Servicewomen gather at largest conference for military women in the country Thursday
NORFOLK — Navy reservist Commander Jill Rough saw more women in uniform gathered in one space Thursday than she’d seen in her life.
“We just don’t have these numbers when you’re out doing your day-to-day job,” she said.
Rough was one of more than 800 servicewomen who attended the Joint Women’s Leadership Symposium at The Main conference center in downtown Norfolk — the largest gathering of U.S. servicewomen in the nation, spokeswoman Katie Kajfez said.
The nonprofit Sea Service Leadership Association sponsored the event. It formed in 1978 to provide education, mentorship and network opportunities for women in the Navy, Marine Corps and Coast Guard.
Women from all five military services gathered for the two-day conference to discuss policies that shape and affect servicewomen.
Retired Air Force Gen. Janet Wolfenbarger, the keynote speaker, spoke about the strides she saw during her 35 years of service, and the gains she continues to see as an advocate for servicewomen.
Wolfenbarger, who was the first four-star general in the Air Force, serves as the chair of the Defense Advisory Committee on Women in the Services. Formed in 1951, the committee is made up of civilians and veterans — men and women — who are appointed by the secretary of defense to provide recommendations for recruiting, retaining and integrating women in the armed forces, Wolfenbarger said.
In 2016, the committee looked at opening up the services to women who are single mothers, updating physical standards for women and improving transition services for women who leave the military.

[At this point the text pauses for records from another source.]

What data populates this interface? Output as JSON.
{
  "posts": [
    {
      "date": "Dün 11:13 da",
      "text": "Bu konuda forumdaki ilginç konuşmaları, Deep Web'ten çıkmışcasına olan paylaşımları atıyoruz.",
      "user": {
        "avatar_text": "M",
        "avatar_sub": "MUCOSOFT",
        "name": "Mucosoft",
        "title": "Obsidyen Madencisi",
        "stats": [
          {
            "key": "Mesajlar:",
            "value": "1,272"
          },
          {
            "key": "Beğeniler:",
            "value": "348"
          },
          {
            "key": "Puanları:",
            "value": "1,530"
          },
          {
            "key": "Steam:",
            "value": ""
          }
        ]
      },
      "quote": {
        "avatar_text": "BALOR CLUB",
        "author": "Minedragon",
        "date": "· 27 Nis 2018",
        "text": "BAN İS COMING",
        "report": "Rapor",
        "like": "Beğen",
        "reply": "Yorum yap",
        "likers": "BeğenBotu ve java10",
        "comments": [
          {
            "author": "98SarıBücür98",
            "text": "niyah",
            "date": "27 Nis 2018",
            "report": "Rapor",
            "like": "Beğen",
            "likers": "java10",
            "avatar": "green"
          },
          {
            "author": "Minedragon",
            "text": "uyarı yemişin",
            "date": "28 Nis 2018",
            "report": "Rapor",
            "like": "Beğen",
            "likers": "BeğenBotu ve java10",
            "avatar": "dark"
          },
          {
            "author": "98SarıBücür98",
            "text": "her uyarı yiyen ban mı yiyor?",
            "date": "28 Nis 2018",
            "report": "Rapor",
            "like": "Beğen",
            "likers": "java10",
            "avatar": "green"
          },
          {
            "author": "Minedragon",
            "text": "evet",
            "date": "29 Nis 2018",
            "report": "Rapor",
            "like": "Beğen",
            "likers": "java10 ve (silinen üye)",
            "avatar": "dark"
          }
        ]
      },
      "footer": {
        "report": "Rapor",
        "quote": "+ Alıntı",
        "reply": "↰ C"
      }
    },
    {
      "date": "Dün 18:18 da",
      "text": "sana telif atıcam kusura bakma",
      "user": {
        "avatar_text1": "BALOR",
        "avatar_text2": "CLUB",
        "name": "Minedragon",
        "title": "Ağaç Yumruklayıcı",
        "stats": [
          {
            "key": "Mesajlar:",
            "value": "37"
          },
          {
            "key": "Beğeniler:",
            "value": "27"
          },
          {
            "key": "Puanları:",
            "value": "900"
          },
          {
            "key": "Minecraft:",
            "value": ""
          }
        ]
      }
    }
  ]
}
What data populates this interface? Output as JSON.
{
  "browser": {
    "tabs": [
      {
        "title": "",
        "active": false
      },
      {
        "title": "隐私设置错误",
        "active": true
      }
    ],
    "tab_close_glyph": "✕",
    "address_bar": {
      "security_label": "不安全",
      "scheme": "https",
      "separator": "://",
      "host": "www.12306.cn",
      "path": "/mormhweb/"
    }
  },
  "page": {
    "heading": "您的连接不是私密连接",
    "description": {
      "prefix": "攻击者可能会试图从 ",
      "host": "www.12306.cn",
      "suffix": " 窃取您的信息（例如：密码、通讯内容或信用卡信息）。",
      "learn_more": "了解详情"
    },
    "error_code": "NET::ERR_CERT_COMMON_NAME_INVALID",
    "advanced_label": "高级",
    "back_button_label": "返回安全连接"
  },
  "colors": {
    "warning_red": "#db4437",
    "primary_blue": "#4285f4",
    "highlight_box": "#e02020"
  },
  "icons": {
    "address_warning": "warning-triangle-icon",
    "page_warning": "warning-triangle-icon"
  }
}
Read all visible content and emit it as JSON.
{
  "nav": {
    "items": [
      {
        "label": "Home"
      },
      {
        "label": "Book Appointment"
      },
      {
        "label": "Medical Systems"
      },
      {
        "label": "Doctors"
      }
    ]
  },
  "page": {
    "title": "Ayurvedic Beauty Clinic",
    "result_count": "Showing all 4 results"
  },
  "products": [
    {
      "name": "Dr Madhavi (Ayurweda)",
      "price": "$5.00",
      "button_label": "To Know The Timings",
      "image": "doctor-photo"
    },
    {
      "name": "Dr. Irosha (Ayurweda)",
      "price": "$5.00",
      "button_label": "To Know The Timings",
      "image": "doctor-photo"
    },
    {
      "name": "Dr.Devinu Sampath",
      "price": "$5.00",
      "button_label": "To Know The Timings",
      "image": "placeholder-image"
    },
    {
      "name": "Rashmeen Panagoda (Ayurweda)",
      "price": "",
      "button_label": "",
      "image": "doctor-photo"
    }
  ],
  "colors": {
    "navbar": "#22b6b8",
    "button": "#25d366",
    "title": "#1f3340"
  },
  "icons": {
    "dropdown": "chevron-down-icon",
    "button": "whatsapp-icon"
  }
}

“We have all come a long way, but there are still areas that need attention,” she said.
After the keynote, a panel that included Army Col. Mary Krueger, Marine Corps Maj. Gen. Lori Reynolds and Navy Rear Adm. Lisa Franchetti discussed challenges facing female service members.
The panelists said the services need to better support women who balance career and family life.
“It used to be said that if the Army wanted you to have a family, it would have issued you one,” said Krueger, a mother of five. “But you don’t have to have a career and have a family and feel like you’re cutting them both short.”
Rough, who moderated the panel and studies women in the military as an adjunct professor at George Mason University, said the symposium brought up a key topic that doesn’t get much attention.
“A new issue that came up was dual-military families that end up getting divorced and how you co-locate the parents who have joint-custody of the child,” she said. “That’s something that hasn’t been discussed a lot, but obviously has a big impact on our military.”
During the question-and-answer session after the panel discussion, Clarissa Butler, an E-2 Hawkeye naval flight officer based at Hampton Roads Naval Support Activity, brought up the challenge of finding child care through the military’s child development centers, which are often full. Butler has a 14 month-old.}
“Because this is a fleet concentration center, the number of people who are having children creates a wait list situation, and these CDCs can sometimes be the only option for sailors working 12 or more hours a day,” she said. ___
This article is written by Isabel Dobrin from The Virginian-Pilot and was legally licensed via the Tribune Content Agency through the NewsCred publisher network. Please direct all licensing questions to firstname.lastname@example.org.